Your task is to extract every line from the material below exactly.

▶ _Exercise data_:
※
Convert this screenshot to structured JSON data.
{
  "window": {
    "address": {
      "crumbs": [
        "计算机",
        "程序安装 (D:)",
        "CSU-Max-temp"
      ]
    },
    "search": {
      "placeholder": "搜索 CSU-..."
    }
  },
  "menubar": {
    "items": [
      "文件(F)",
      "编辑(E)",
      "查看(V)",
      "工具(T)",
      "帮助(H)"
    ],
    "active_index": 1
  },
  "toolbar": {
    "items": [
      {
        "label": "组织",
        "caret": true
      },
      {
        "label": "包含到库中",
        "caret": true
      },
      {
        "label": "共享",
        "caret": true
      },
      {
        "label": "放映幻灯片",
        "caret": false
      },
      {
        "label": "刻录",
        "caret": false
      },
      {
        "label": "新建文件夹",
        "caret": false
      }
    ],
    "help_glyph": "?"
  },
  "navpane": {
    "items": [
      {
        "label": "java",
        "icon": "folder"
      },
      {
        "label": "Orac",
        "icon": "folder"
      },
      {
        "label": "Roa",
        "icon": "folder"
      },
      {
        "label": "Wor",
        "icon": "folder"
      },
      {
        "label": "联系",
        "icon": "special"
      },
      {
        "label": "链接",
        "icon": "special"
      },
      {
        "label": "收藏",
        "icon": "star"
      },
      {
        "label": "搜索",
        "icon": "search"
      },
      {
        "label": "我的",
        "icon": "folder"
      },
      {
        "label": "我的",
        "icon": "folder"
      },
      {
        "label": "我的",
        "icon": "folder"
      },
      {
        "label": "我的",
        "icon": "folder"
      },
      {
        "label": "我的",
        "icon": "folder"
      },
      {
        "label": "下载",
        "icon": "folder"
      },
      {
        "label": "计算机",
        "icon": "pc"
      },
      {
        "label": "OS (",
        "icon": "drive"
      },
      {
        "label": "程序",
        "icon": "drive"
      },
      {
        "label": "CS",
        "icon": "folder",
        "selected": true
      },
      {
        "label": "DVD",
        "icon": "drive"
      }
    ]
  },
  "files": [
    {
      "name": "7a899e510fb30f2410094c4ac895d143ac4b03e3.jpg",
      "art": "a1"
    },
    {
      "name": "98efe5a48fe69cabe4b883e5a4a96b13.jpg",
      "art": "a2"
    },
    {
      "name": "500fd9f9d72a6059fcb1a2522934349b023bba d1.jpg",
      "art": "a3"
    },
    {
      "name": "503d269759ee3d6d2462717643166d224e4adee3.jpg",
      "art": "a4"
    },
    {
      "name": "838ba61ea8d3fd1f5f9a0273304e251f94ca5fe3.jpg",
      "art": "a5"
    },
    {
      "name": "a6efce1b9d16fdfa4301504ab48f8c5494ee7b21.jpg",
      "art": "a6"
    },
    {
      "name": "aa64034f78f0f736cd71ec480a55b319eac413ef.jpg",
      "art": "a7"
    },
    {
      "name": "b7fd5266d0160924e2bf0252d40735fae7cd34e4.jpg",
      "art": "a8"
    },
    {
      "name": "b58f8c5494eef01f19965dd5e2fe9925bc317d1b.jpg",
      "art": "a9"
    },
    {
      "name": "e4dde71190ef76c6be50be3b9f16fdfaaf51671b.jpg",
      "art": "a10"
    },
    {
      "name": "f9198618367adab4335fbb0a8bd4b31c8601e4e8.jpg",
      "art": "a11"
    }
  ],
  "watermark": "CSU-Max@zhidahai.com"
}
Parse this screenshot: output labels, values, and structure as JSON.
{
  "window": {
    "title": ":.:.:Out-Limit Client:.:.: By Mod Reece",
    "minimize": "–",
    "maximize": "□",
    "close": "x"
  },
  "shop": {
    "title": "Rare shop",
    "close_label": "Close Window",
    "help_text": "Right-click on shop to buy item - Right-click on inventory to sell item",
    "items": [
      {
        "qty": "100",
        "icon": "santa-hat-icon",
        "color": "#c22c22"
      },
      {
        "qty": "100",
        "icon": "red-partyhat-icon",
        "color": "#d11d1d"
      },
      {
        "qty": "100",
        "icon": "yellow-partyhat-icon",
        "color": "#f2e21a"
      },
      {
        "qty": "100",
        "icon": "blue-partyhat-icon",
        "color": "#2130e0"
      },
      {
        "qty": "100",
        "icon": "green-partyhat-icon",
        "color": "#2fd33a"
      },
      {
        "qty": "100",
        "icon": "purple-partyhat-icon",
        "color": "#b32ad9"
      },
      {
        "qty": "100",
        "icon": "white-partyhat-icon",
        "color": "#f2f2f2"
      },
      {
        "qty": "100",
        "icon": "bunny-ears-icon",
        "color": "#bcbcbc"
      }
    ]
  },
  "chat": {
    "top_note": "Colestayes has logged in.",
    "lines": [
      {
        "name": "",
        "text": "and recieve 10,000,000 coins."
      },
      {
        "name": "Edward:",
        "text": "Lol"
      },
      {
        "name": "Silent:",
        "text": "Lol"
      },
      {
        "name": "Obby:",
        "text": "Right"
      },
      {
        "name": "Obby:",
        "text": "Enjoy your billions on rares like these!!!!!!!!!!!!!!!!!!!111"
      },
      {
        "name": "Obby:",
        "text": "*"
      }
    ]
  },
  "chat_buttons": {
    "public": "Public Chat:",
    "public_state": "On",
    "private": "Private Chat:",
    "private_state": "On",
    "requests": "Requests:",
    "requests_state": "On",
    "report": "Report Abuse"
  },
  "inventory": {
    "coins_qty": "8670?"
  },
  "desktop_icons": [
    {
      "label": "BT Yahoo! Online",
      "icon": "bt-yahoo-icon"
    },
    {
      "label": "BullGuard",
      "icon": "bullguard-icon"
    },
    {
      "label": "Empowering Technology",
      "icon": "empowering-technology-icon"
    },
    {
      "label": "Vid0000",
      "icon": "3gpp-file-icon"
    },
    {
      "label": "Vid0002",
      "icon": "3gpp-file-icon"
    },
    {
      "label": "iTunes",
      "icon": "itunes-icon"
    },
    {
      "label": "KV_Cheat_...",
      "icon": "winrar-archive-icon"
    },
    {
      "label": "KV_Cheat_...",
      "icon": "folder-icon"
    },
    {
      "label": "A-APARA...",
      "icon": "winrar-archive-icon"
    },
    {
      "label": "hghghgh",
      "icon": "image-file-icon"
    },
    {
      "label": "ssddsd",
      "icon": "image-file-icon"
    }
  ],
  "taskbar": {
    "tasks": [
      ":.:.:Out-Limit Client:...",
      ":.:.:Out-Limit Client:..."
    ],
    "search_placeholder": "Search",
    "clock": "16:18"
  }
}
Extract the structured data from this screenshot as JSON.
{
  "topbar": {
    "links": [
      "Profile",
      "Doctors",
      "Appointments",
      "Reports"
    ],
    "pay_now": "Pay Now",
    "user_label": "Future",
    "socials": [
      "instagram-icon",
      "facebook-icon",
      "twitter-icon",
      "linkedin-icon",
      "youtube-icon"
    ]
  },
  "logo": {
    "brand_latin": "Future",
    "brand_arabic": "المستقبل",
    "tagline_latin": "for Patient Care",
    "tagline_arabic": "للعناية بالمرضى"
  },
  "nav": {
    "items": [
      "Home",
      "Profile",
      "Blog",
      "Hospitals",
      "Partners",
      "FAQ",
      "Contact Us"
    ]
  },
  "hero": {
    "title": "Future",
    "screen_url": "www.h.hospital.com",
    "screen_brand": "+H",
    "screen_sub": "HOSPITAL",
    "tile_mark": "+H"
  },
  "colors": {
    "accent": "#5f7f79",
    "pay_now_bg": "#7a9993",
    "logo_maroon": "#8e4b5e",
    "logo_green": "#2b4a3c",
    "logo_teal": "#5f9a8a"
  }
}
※
▶ _Expected output_:
Convert this screenshot to structured JSON data.
{
  "window": {
    "address": {
      "crumbs": [
        "计算机",
        "程序安装 (D:)",
        "CSU-Max-temp"
      ]
    },
    "search": {
      "placeholder": "搜索 CSU-..."
    }
  },
  "menubar": {
    "items": [
      "文件(F)",
      "编辑(E)",
      "查看(V)",
      "工具(T)",
      "帮助(H)"
    ],
    "active_index": 1
  },
  "toolbar": {
    "items": [
      {
        "label": "组织",
        "caret": true
      },
      {
        "label": "包含到库中",
        "caret": true
      },
      {
        "label": "共享",
        "caret": true
      },
      {
        "label": "放映幻灯片",
        "caret": false
      },
      {
        "label": "刻录",
        "caret": false
      },
      {
        "label": "新建文件夹",
        "caret": false
      }
    ],
    "help_glyph": "?"
  },
  "navpane": {
    "items": [
      {
        "label": "java",
        "icon": "folder"
      },
      {
        "label": "Orac",
        "icon": "folder"
      },
      {
        "label": "Roa",
        "icon": "folder"
      },
      {
        "label": "Wor",
        "icon": "folder"
      },
      {
        "label": "联系",
        "icon": "special"
      },
      {
        "label": "链接",
        "icon": "special"
      },
      {
        "label": "收藏",
        "icon": "star"
      },
      {
        "label": "搜索",
        "icon": "search"
      },
      {
        "label": "我的",
        "icon": "folder"
      },
      {
        "label": "我的",
        "icon": "folder"
      },
      {
        "label": "我的",
        "icon": "folder"
      },
      {
        "label": "我的",
        "icon": "folder"
      },
      {
        "label": "我的",
        "icon": "folder"
      },
      {
        "label": "下载",
        "icon": "folder"
      },
      {
        "label": "计算机",
        "icon": "pc"
      },
      {
        "label": "OS (",
        "icon": "drive"
      },
      {
        "label": "程序",
        "icon": "drive"
      },
      {
        "label": "CS",
        "icon": "folder",
        "selected": true
      },
      {
        "label": "DVD",
        "icon": "drive"
      }
    ]
  },
  "files": [
    {
      "name": "7a899e510fb30f2410094c4ac895d143ac4b03e3.jpg",
      "art": "a1"
    },
    {
      "name": "98efe5a48fe69cabe4b883e5a4a96b13.jpg",
      "art": "a2"
    },
    {
      "name": "500fd9f9d72a6059fcb1a2522934349b023bba d1.jpg",
      "art": "a3"
    },
    {
      "name": "503d269759ee3d6d2462717643166d224e4adee3.jpg",
      "art": "a4"
    },
    {
      "name": "838ba61ea8d3fd1f5f9a0273304e251f94ca5fe3.jpg",
      "art": "a5"
    },
    {
      "name": "a6efce1b9d16fdfa4301504ab48f8c5494ee7b21.jpg",
      "art": "a6"
    },
    {
      "name": "aa64034f78f0f736cd71ec480a55b319eac413ef.jpg",
      "art": "a7"
    },
    {
      "name": "b7fd5266d0160924e2bf0252d40735fae7cd34e4.jpg",
      "art": "a8"
    },
    {
      "name": "b58f8c5494eef01f19965dd5e2fe9925bc317d1b.jpg",
      "art": "a9"
    },
    {
      "name": "e4dde71190ef76c6be50be3b9f16fdfaaf51671b.jpg",
      "art": "a10"
    },
    {
      "name": "f9198618367adab4335fbb0a8bd4b31c8601e4e8.jpg",
      "art": "a11"
    }
  ],
  "watermark": "CSU-Max@zhidahai.com"
}
Parse this screenshot: output labels, values, and structure as JSON.
{
  "window": {
    "title": ":.:.:Out-Limit Client:.:.: By Mod Reece",
    "minimize": "–",
    "maximize": "□",
    "close": "x"
  },
  "shop": {
    "title": "Rare shop",
    "close_label": "Close Window",
    "help_text": "Right-click on shop to buy item - Right-click on inventory to sell item",
    "items": [
      {
        "qty": "100",
        "icon": "santa-hat-icon",
        "color": "#c22c22"
      },
      {
        "qty": "100",
        "icon": "red-partyhat-icon",
        "color": "#d11d1d"
      },
      {
        "qty": "100",
        "icon": "yellow-partyhat-icon",
        "color": "#f2e21a"
      },
      {
        "qty": "100",
        "icon": "blue-partyhat-icon",
        "color": "#2130e0"
      },
      {
        "qty": "100",
        "icon": "green-partyhat-icon",
        "color": "#2fd33a"
      },
      {
        "qty": "100",
        "icon": "purple-partyhat-icon",
        "color": "#b32ad9"
      },
      {
        "qty": "100",
        "icon": "white-partyhat-icon",
        "color": "#f2f2f2"
      },
      {
        "qty": "100",
        "icon": "bunny-ears-icon",
        "color": "#bcbcbc"
      }
    ]
  },
  "chat": {
    "top_note": "Colestayes has logged in.",
    "lines": [
      {
        "name": "",
        "text": "and recieve 10,000,000 coins."
      },
      {
        "name": "Edward:",
        "text": "Lol"
      },
      {
        "name": "Silent:",
        "text": "Lol"
      },
      {
        "name": "Obby:",
        "text": "Right"
      },
      {
        "name": "Obby:",
        "text": "Enjoy your billions on rares like these!!!!!!!!!!!!!!!!!!!111"
      },
      {
        "name": "Obby:",
        "text": "*"
      }
    ]
  },
  "chat_buttons": {
    "public": "Public Chat:",
    "public_state": "On",
    "private": "Private Chat:",
    "private_state": "On",
    "requests": "Requests:",
    "requests_state": "On",
    "report": "Report Abuse"
  },
  "inventory": {
    "coins_qty": "8670?"
  },
  "desktop_icons": [
    {
      "label": "BT Yahoo! Online",
      "icon": "bt-yahoo-icon"
    },
    {
      "label": "BullGuard",
      "icon": "bullguard-icon"
    },
    {
      "label": "Empowering Technology",
      "icon": "empowering-technology-icon"
    },
    {
      "label": "Vid0000",
      "icon": "3gpp-file-icon"
    },
    {
      "label": "Vid0002",
      "icon": "3gpp-file-icon"
    },
    {
      "label": "iTunes",
      "icon": "itunes-icon"
    },
    {
      "label": "KV_Cheat_...",
      "icon": "winrar-archive-icon"
    },
    {
      "label": "KV_Cheat_...",
      "icon": "folder-icon"
    },
    {
      "label": "A-APARA...",
      "icon": "winrar-archive-icon"
    },
    {
      "label": "hghghgh",
      "icon": "image-file-icon"
    },
    {
      "label": "ssddsd",
      "icon": "image-file-icon"
    }
  ],
  "taskbar": {
    "tasks": [
      ":.:.:Out-Limit Client:...",
      ":.:.:Out-Limit Client:..."
    ],
    "search_placeholder": "Search",
    "clock": "16:18"
  }
}
Extract the structured data from this screenshot as JSON.
{
  "topbar": {
    "links": [
      "Profile",
      "Doctors",
      "Appointments",
      "Reports"
    ],
    "pay_now": "Pay Now",
    "user_label": "Future",
    "socials": [
      "instagram-icon",
      "facebook-icon",
      "twitter-icon",
      "linkedin-icon",
      "youtube-icon"
    ]
  },
  "logo": {
    "brand_latin": "Future",
    "brand_arabic": "المستقبل",
    "tagline_latin": "for Patient Care",
    "tagline_arabic": "للعناية بالمرضى"
  },
  "nav": {
    "items": [
      "Home",
      "Profile",
      "Blog",
      "Hospitals",
      "Partners",
      "FAQ",
      "Contact Us"
    ]
  },
  "hero": {
    "title": "Future",
    "screen_url": "www.h.hospital.com",
    "screen_brand": "+H",
    "screen_sub": "HOSPITAL",
    "tile_mark": "+H"
  },
  "colors": {
    "accent": "#5f7f79",
    "pay_now_bg": "#7a9993",
    "logo_maroon": "#8e4b5e",
    "logo_green": "#2b4a3c",
    "logo_teal": "#5f9a8a"
  }
}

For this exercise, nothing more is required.